The good news is that there are small business financing products that are particularly relevant for borrowers who lack a convincing business credit score. Due to their unique structures, lenders can look at other factors as they make their approval decisions, such as:

Business line of credit: This versatile type of financing provides revolving credit for a variety of business-related expenses.

ACH loan: Instead of focusing on credit scores, lenders base ACH loan decisions largely on the performance of your business.

Merchant cash advance: Your future earnings take center stage with a merchant cash advance, making your financial history less relevant.

Any of these 3 financing options can be helpful in the short term, but you’ll still want to focus on building your business credit score and getting access to a wider array of financing in the future.

While there are many strategies you can use to improve your business credit score, the most important element is awareness. Many entrepreneurs never check their scores, essentially throwing their hands in the air and saying whatever happens will happen.

This strategy is problematic because you’ll never know which aspects of your finances you should focus on improving without the insights available in your credit report. Additionally, up to 20% of credit reports contain errors. Your report may fall into this camp, so be sure to monitor your credit carefully.

If you find errors with any of the major bureaus, you need to take prompt action to get them corrected. You can follow the directions contained at the bottom of all credit reports regarding how to dispute incomplete or inaccurate information. You can also review this resource from the Consumer Financial Protection Bureau for additional information.
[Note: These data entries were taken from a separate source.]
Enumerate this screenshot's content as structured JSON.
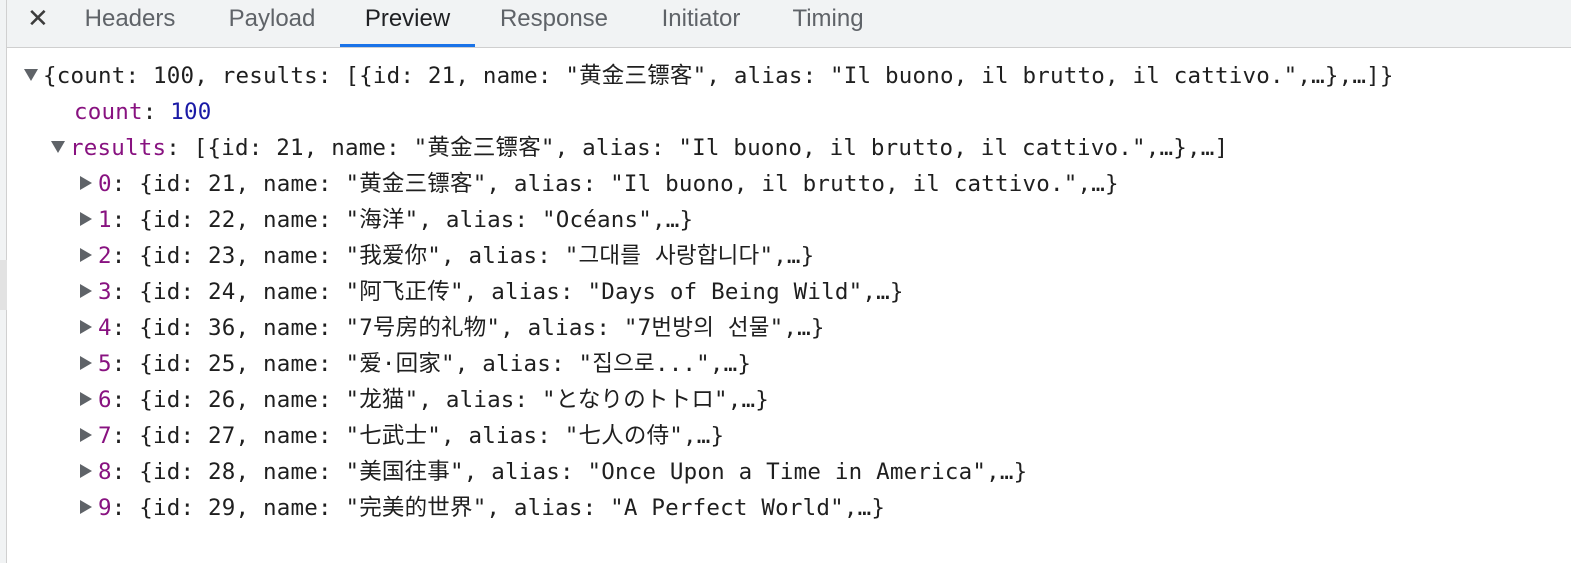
{
  "tabs": {
    "close_glyph": "✕",
    "items": [
      "Headers",
      "Payload",
      "Preview",
      "Response",
      "Initiator",
      "Timing"
    ],
    "active": "Preview"
  },
  "preview": {
    "root_summary": "{count: 100, results: [{id: 21, name: \"黄金三镖客\", alias: \"Il buono, il brutto, il cattivo.\",…},…]}",
    "count_key": "count",
    "count_value": "100",
    "results_key": "results",
    "results_summary": "[{id: 21, name: \"黄金三镖客\", alias: \"Il buono, il brutto, il cattivo.\",…},…]",
    "items": [
      {
        "index": "0",
        "summary": "{id: 21, name: \"黄金三镖客\", alias: \"Il buono, il brutto, il cattivo.\",…}"
      },
      {
        "index": "1",
        "summary": "{id: 22, name: \"海洋\", alias: \"Océans\",…}"
      },
      {
        "index": "2",
        "summary": "{id: 23, name: \"我爱你\", alias: \"그대를 사랑합니다\",…}"
      },
      {
        "index": "3",
        "summary": "{id: 24, name: \"阿飞正传\", alias: \"Days of Being Wild\",…}"
      },
      {
        "index": "4",
        "summary": "{id: 36, name: \"7号房的礼物\", alias: \"7번방의 선물\",…}"
      },
      {
        "index": "5",
        "summary": "{id: 25, name: \"爱·回家\", alias: \"집으로...\",…}"
      },
      {
        "index": "6",
        "summary": "{id: 26, name: \"龙猫\", alias: \"となりのトトロ\",…}"
      },
      {
        "index": "7",
        "summary": "{id: 27, name: \"七武士\", alias: \"七人の侍\",…}"
      },
      {
        "index": "8",
        "summary": "{id: 28, name: \"美国往事\", alias: \"Once Upon a Time in America\",…}"
      },
      {
        "index": "9",
        "summary": "{id: 29, name: \"完美的世界\", alias: \"A Perfect World\",…}"
      }
    ]
  }
}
As you take an active role in your business credit, you’ll become a more powerful advocate for your small business. Building credit is a long and dynamic process, but every step forward, no matter how small, yields positive results for your business.